[Element data from apps and pages]
========
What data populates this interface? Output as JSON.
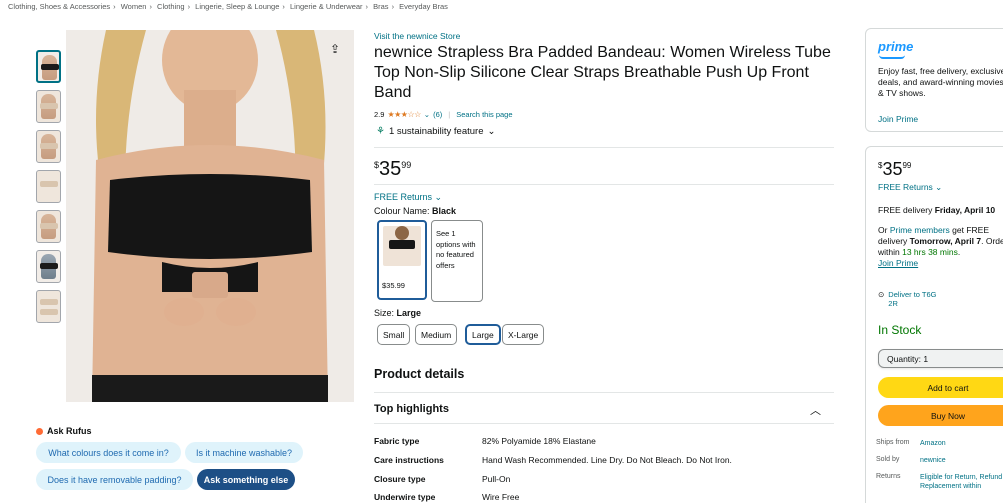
{
  "breadcrumb": [
    "Clothing, Shoes & Accessories",
    "Women",
    "Clothing",
    "Lingerie, Sleep & Lounge",
    "Lingerie & Underwear",
    "Bras",
    "Everyday Bras"
  ],
  "gallery": {
    "thumb_count": 7,
    "active_index": 0
  },
  "rufus": {
    "title": "Ask Rufus",
    "chips": [
      "What colours does it come in?",
      "Is it machine washable?",
      "Does it have removable padding?",
      "Ask something else"
    ]
  },
  "product": {
    "store_link": "Visit the newnice Store",
    "title": "newnice Strapless Bra Padded Bandeau: Women Wireless Tube Top Non-Slip Silicone Clear Straps Breathable Push Up Front Band",
    "rating": "2.9",
    "stars": "★★★☆☆",
    "review_count": "(6)",
    "search_link": "Search this page",
    "sustainability": "1 sustainability feature",
    "price": {
      "symbol": "$",
      "whole": "35",
      "fraction": "99"
    },
    "free_returns": "FREE Returns",
    "colour_label": "Colour Name:",
    "colour_value": "Black",
    "swatch_price": "$35.99",
    "see_options": "See 1 options with no featured offers",
    "size_label": "Size:",
    "size_value": "Large",
    "sizes": [
      "Small",
      "Medium",
      "Large",
      "X-Large"
    ],
    "selected_size": "Large"
  },
  "details": {
    "product_details_heading": "Product details",
    "top_highlights_heading": "Top highlights",
    "specs": [
      {
        "k": "Fabric type",
        "v": "82% Polyamide 18% Elastane"
      },
      {
        "k": "Care instructions",
        "v": "Hand Wash Recommended. Line Dry. Do Not Bleach. Do Not Iron."
      },
      {
        "k": "Closure type",
        "v": "Pull-On"
      },
      {
        "k": "Underwire type",
        "v": "Wire Free"
      }
    ]
  },
  "prime": {
    "logo": "prime",
    "text": "Enjoy fast, free delivery, exclusive deals, and award-winning movies & TV shows.",
    "join": "Join Prime"
  },
  "buybox": {
    "price": {
      "symbol": "$",
      "whole": "35",
      "fraction": "99"
    },
    "free_returns": "FREE Returns",
    "delivery_prefix": "FREE delivery ",
    "delivery_date": "Friday, April 10",
    "members_prefix": "Or ",
    "members_link": "Prime members",
    "members_mid": " get FREE delivery ",
    "members_date": "Tomorrow, April 7",
    "order_within_prefix": ". Order within ",
    "order_within": "13 hrs 38 mins",
    "order_within_suffix": ".",
    "join": "Join Prime",
    "deliver_to": "Deliver to  T6G 2R",
    "stock": "In Stock",
    "quantity": "Quantity: 1",
    "add_to_cart": "Add to cart",
    "buy_now": "Buy Now",
    "ships_from_k": "Ships from",
    "ships_from_v": "Amazon",
    "sold_by_k": "Sold by",
    "sold_by_v": "newnice",
    "returns_k": "Returns",
    "returns_v": "Eligible for Return, Refund or Replacement within"
  },
  "colors": {
    "link": "#007185",
    "accent": "#1f5c99",
    "cart": "#ffd814",
    "buy": "#ffa41c",
    "stock": "#007600",
    "stars": "#de7921"
  }
}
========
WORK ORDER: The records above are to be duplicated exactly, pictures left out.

RESPONSE BELOW:
What data populates this interface? Output as JSON.
{
  "breadcrumb": [
    "Clothing, Shoes & Accessories",
    "Women",
    "Clothing",
    "Lingerie, Sleep & Lounge",
    "Lingerie & Underwear",
    "Bras",
    "Everyday Bras"
  ],
  "gallery": {
    "thumb_count": 7,
    "active_index": 0
  },
  "rufus": {
    "title": "Ask Rufus",
    "chips": [
      "What colours does it come in?",
      "Is it machine washable?",
      "Does it have removable padding?",
      "Ask something else"
    ]
  },
  "product": {
    "store_link": "Visit the newnice Store",
    "title": "newnice Strapless Bra Padded Bandeau: Women Wireless Tube Top Non-Slip Silicone Clear Straps Breathable Push Up Front Band",
    "rating": "2.9",
    "stars": "★★★☆☆",
    "review_count": "(6)",
    "search_link": "Search this page",
    "sustainability": "1 sustainability feature",
    "price": {
      "symbol": "$",
      "whole": "35",
      "fraction": "99"
    },
    "free_returns": "FREE Returns",
    "colour_label": "Colour Name:",
    "colour_value": "Black",
    "swatch_price": "$35.99",
    "see_options": "See 1 options with no featured offers",
    "size_label": "Size:",
    "size_value": "Large",
    "sizes": [
      "Small",
      "Medium",
      "Large",
      "X-Large"
    ],
    "selected_size": "Large"
  },
  "details": {
    "product_details_heading": "Product details",
    "top_highlights_heading": "Top highlights",
    "specs": [
      {
        "k": "Fabric type",
        "v": "82% Polyamide 18% Elastane"
      },
      {
        "k": "Care instructions",
        "v": "Hand Wash Recommended. Line Dry. Do Not Bleach. Do Not Iron."
      },
      {
        "k": "Closure type",
        "v": "Pull-On"
      },
      {
        "k": "Underwire type",
        "v": "Wire Free"
      }
    ]
  },
  "prime": {
    "logo": "prime",
    "text": "Enjoy fast, free delivery, exclusive deals, and award-winning movies & TV shows.",
    "join": "Join Prime"
  },
  "buybox": {
    "price": {
      "symbol": "$",
      "whole": "35",
      "fraction": "99"
    },
    "free_returns": "FREE Returns",
    "delivery_prefix": "FREE delivery ",
    "delivery_date": "Friday, April 10",
    "members_prefix": "Or ",
    "members_link": "Prime members",
    "members_mid": " get FREE delivery ",
    "members_date": "Tomorrow, April 7",
    "order_within_prefix": ". Order within ",
    "order_within": "13 hrs 38 mins",
    "order_within_suffix": ".",
    "join": "Join Prime",
    "deliver_to": "Deliver to  T6G 2R",
    "stock": "In Stock",
    "quantity": "Quantity: 1",
    "add_to_cart": "Add to cart",
    "buy_now": "Buy Now",
    "ships_from_k": "Ships from",
    "ships_from_v": "Amazon",
    "sold_by_k": "Sold by",
    "sold_by_v": "newnice",
    "returns_k": "Returns",
    "returns_v": "Eligible for Return, Refund or Replacement within"
  },
  "colors": {
    "link": "#007185",
    "accent": "#1f5c99",
    "cart": "#ffd814",
    "buy": "#ffa41c",
    "stock": "#007600",
    "stars": "#de7921"
  }
}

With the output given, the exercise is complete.